§ How to complete this task:
Down to the last line, reproduce the data that follows, but skip the pictures.

§ Exercise input:
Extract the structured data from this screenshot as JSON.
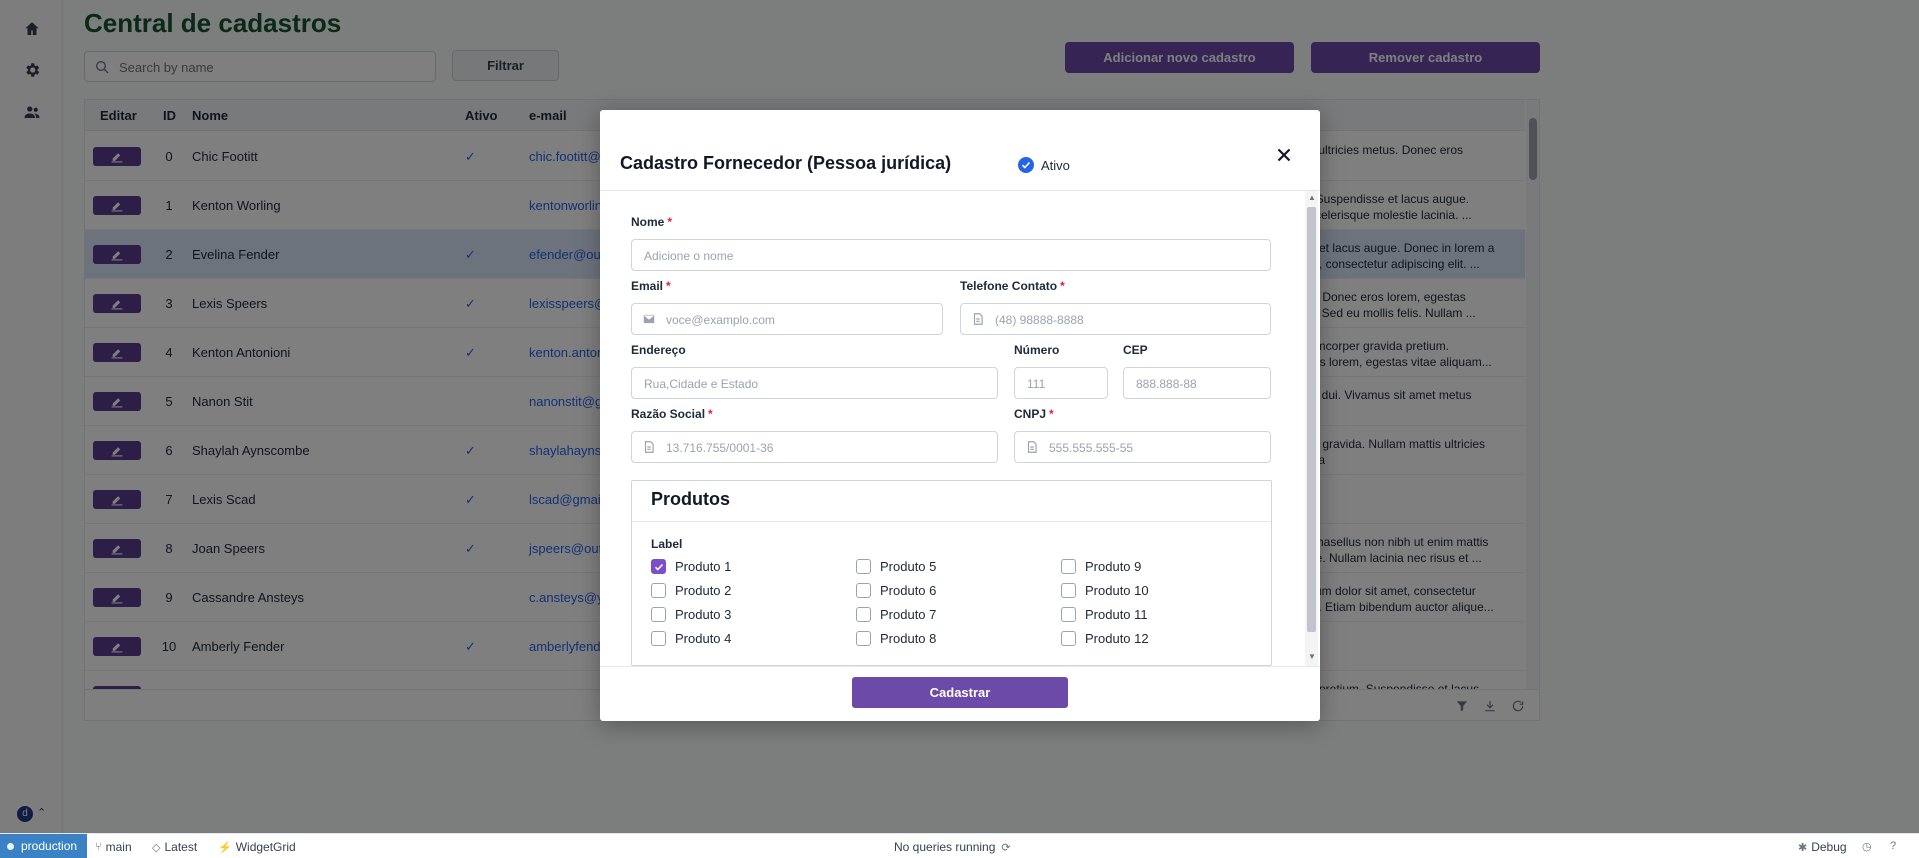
{
  "page": {
    "title": "Central de cadastros",
    "search_placeholder": "Search by name",
    "filter_label": "Filtrar",
    "add_label": "Adicionar novo cadastro",
    "remove_label": "Remover cadastro"
  },
  "table": {
    "headers": {
      "edit": "Editar",
      "id": "ID",
      "name": "Nome",
      "active": "Ativo",
      "email": "e-mail"
    },
    "rows": [
      {
        "id": "0",
        "name": "Chic Footitt",
        "active": "✓",
        "email": "chic.footitt@",
        "desc1": "s ultricies metus. Donec eros",
        "desc2": ""
      },
      {
        "id": "1",
        "name": "Kenton Worling",
        "active": "",
        "email": "kentonworlin",
        "desc1": ". Suspendisse et lacus augue.",
        "desc2": "scelerisque molestie lacinia. ..."
      },
      {
        "id": "2",
        "name": "Evelina Fender",
        "active": "✓",
        "email": "efender@out",
        "desc1": "e et lacus augue. Donec in lorem a",
        "desc2": "et, consectetur adipiscing elit. ..."
      },
      {
        "id": "3",
        "name": "Lexis Speers",
        "active": "✓",
        "email": "lexisspeers@",
        "desc1": "e. Donec eros lorem, egestas",
        "desc2": "s. Sed eu mollis felis. Nullam ..."
      },
      {
        "id": "4",
        "name": "Kenton Antonioni",
        "active": "✓",
        "email": "kenton.anton",
        "desc1": "amcorper gravida pretium.",
        "desc2": "ros lorem, egestas vitae aliquam..."
      },
      {
        "id": "5",
        "name": "Nanon Stit",
        "active": "",
        "email": "nanonstit@g",
        "desc1": "id dui. Vivamus sit amet metus",
        "desc2": ""
      },
      {
        "id": "6",
        "name": "Shaylah Aynscombe",
        "active": "✓",
        "email": "shaylahayns",
        "desc1": "at gravida. Nullam mattis ultricies",
        "desc2": "nia"
      },
      {
        "id": "7",
        "name": "Lexis Scad",
        "active": "✓",
        "email": "lscad@gmail",
        "desc1": "",
        "desc2": ""
      },
      {
        "id": "8",
        "name": "Joan Speers",
        "active": "✓",
        "email": "jspeers@out",
        "desc1": "Phasellus non nibh ut enim mattis",
        "desc2": "ue. Nullam lacinia nec risus et ..."
      },
      {
        "id": "9",
        "name": "Cassandre Ansteys",
        "active": "",
        "email": "c.ansteys@y",
        "desc1": "sum dolor sit amet, consectetur",
        "desc2": "ui. Etiam bibendum auctor alique..."
      },
      {
        "id": "10",
        "name": "Amberly Fender",
        "active": "✓",
        "email": "amberlyfend",
        "desc1": "",
        "desc2": ""
      },
      {
        "id": "",
        "name": "",
        "active": "",
        "email": "",
        "desc1": "a pretium. Suspendisse et lacus",
        "desc2": ""
      }
    ]
  },
  "modal": {
    "title": "Cadastro Fornecedor (Pessoa jurídica)",
    "ativo_label": "Ativo",
    "fields": {
      "nome": {
        "label": "Nome",
        "placeholder": "Adicione o nome"
      },
      "email": {
        "label": "Email",
        "placeholder": "voce@examplo.com"
      },
      "telefone": {
        "label": "Telefone Contato",
        "placeholder": "(48) 98888-8888"
      },
      "endereco": {
        "label": "Endereço",
        "placeholder": "Rua,Cidade e Estado"
      },
      "numero": {
        "label": "Número",
        "placeholder": "111"
      },
      "cep": {
        "label": "CEP",
        "placeholder": "888.888-88"
      },
      "razao": {
        "label": "Razão Social",
        "placeholder": "13.716.755/0001-36"
      },
      "cnpj": {
        "label": "CNPJ",
        "placeholder": "555.555.555-55"
      },
      "required_mark": "*"
    },
    "produtos": {
      "title": "Produtos",
      "label": "Label",
      "items": [
        {
          "label": "Produto 1",
          "checked": true
        },
        {
          "label": "Produto 2",
          "checked": false
        },
        {
          "label": "Produto 3",
          "checked": false
        },
        {
          "label": "Produto 4",
          "checked": false
        },
        {
          "label": "Produto 5",
          "checked": false
        },
        {
          "label": "Produto 6",
          "checked": false
        },
        {
          "label": "Produto 7",
          "checked": false
        },
        {
          "label": "Produto 8",
          "checked": false
        },
        {
          "label": "Produto 9",
          "checked": false
        },
        {
          "label": "Produto 10",
          "checked": false
        },
        {
          "label": "Produto 11",
          "checked": false
        },
        {
          "label": "Produto 12",
          "checked": false
        }
      ]
    },
    "submit_label": "Cadastrar"
  },
  "rail": {
    "avatar_letter": "d"
  },
  "statusbar": {
    "env": "production",
    "branch": "main",
    "tag": "Latest",
    "app": "WidgetGrid",
    "queries": "No queries running",
    "debug": "Debug"
  },
  "colors": {
    "accent": "#6c4aa8",
    "title_green": "#14532d",
    "link": "#2563eb",
    "env": "#3b82c4"
  },
  "icons": [
    "home-icon",
    "gear-icon",
    "users-icon",
    "search-icon",
    "edit-icon",
    "check-icon",
    "close-icon",
    "mail-icon",
    "phone-icon",
    "document-icon",
    "filter-icon",
    "download-icon",
    "refresh-icon",
    "branch-icon",
    "tag-icon",
    "bolt-icon",
    "bug-icon",
    "history-icon",
    "help-icon"
  ]
}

§ Answer to the exercise:
Extract the structured data from this screenshot as JSON.
{
  "page": {
    "title": "Central de cadastros",
    "search_placeholder": "Search by name",
    "filter_label": "Filtrar",
    "add_label": "Adicionar novo cadastro",
    "remove_label": "Remover cadastro"
  },
  "table": {
    "headers": {
      "edit": "Editar",
      "id": "ID",
      "name": "Nome",
      "active": "Ativo",
      "email": "e-mail"
    },
    "rows": [
      {
        "id": "0",
        "name": "Chic Footitt",
        "active": "✓",
        "email": "chic.footitt@",
        "desc1": "s ultricies metus. Donec eros",
        "desc2": ""
      },
      {
        "id": "1",
        "name": "Kenton Worling",
        "active": "",
        "email": "kentonworlin",
        "desc1": ". Suspendisse et lacus augue.",
        "desc2": "scelerisque molestie lacinia. ..."
      },
      {
        "id": "2",
        "name": "Evelina Fender",
        "active": "✓",
        "email": "efender@out",
        "desc1": "e et lacus augue. Donec in lorem a",
        "desc2": "et, consectetur adipiscing elit. ..."
      },
      {
        "id": "3",
        "name": "Lexis Speers",
        "active": "✓",
        "email": "lexisspeers@",
        "desc1": "e. Donec eros lorem, egestas",
        "desc2": "s. Sed eu mollis felis. Nullam ..."
      },
      {
        "id": "4",
        "name": "Kenton Antonioni",
        "active": "✓",
        "email": "kenton.anton",
        "desc1": "amcorper gravida pretium.",
        "desc2": "ros lorem, egestas vitae aliquam..."
      },
      {
        "id": "5",
        "name": "Nanon Stit",
        "active": "",
        "email": "nanonstit@g",
        "desc1": "id dui. Vivamus sit amet metus",
        "desc2": ""
      },
      {
        "id": "6",
        "name": "Shaylah Aynscombe",
        "active": "✓",
        "email": "shaylahayns",
        "desc1": "at gravida. Nullam mattis ultricies",
        "desc2": "nia"
      },
      {
        "id": "7",
        "name": "Lexis Scad",
        "active": "✓",
        "email": "lscad@gmail",
        "desc1": "",
        "desc2": ""
      },
      {
        "id": "8",
        "name": "Joan Speers",
        "active": "✓",
        "email": "jspeers@out",
        "desc1": "Phasellus non nibh ut enim mattis",
        "desc2": "ue. Nullam lacinia nec risus et ..."
      },
      {
        "id": "9",
        "name": "Cassandre Ansteys",
        "active": "",
        "email": "c.ansteys@y",
        "desc1": "sum dolor sit amet, consectetur",
        "desc2": "ui. Etiam bibendum auctor alique..."
      },
      {
        "id": "10",
        "name": "Amberly Fender",
        "active": "✓",
        "email": "amberlyfend",
        "desc1": "",
        "desc2": ""
      },
      {
        "id": "",
        "name": "",
        "active": "",
        "email": "",
        "desc1": "a pretium. Suspendisse et lacus",
        "desc2": ""
      }
    ]
  },
  "modal": {
    "title": "Cadastro Fornecedor (Pessoa jurídica)",
    "ativo_label": "Ativo",
    "fields": {
      "nome": {
        "label": "Nome",
        "placeholder": "Adicione o nome"
      },
      "email": {
        "label": "Email",
        "placeholder": "voce@examplo.com"
      },
      "telefone": {
        "label": "Telefone Contato",
        "placeholder": "(48) 98888-8888"
      },
      "endereco": {
        "label": "Endereço",
        "placeholder": "Rua,Cidade e Estado"
      },
      "numero": {
        "label": "Número",
        "placeholder": "111"
      },
      "cep": {
        "label": "CEP",
        "placeholder": "888.888-88"
      },
      "razao": {
        "label": "Razão Social",
        "placeholder": "13.716.755/0001-36"
      },
      "cnpj": {
        "label": "CNPJ",
        "placeholder": "555.555.555-55"
      },
      "required_mark": "*"
    },
    "produtos": {
      "title": "Produtos",
      "label": "Label",
      "items": [
        {
          "label": "Produto 1",
          "checked": true
        },
        {
          "label": "Produto 2",
          "checked": false
        },
        {
          "label": "Produto 3",
          "checked": false
        },
        {
          "label": "Produto 4",
          "checked": false
        },
        {
          "label": "Produto 5",
          "checked": false
        },
        {
          "label": "Produto 6",
          "checked": false
        },
        {
          "label": "Produto 7",
          "checked": false
        },
        {
          "label": "Produto 8",
          "checked": false
        },
        {
          "label": "Produto 9",
          "checked": false
        },
        {
          "label": "Produto 10",
          "checked": false
        },
        {
          "label": "Produto 11",
          "checked": false
        },
        {
          "label": "Produto 12",
          "checked": false
        }
      ]
    },
    "submit_label": "Cadastrar"
  },
  "rail": {
    "avatar_letter": "d"
  },
  "statusbar": {
    "env": "production",
    "branch": "main",
    "tag": "Latest",
    "app": "WidgetGrid",
    "queries": "No queries running",
    "debug": "Debug"
  },
  "colors": {
    "accent": "#6c4aa8",
    "title_green": "#14532d",
    "link": "#2563eb",
    "env": "#3b82c4"
  },
  "icons": [
    "home-icon",
    "gear-icon",
    "users-icon",
    "search-icon",
    "edit-icon",
    "check-icon",
    "close-icon",
    "mail-icon",
    "phone-icon",
    "document-icon",
    "filter-icon",
    "download-icon",
    "refresh-icon",
    "branch-icon",
    "tag-icon",
    "bolt-icon",
    "bug-icon",
    "history-icon",
    "help-icon"
  ]
}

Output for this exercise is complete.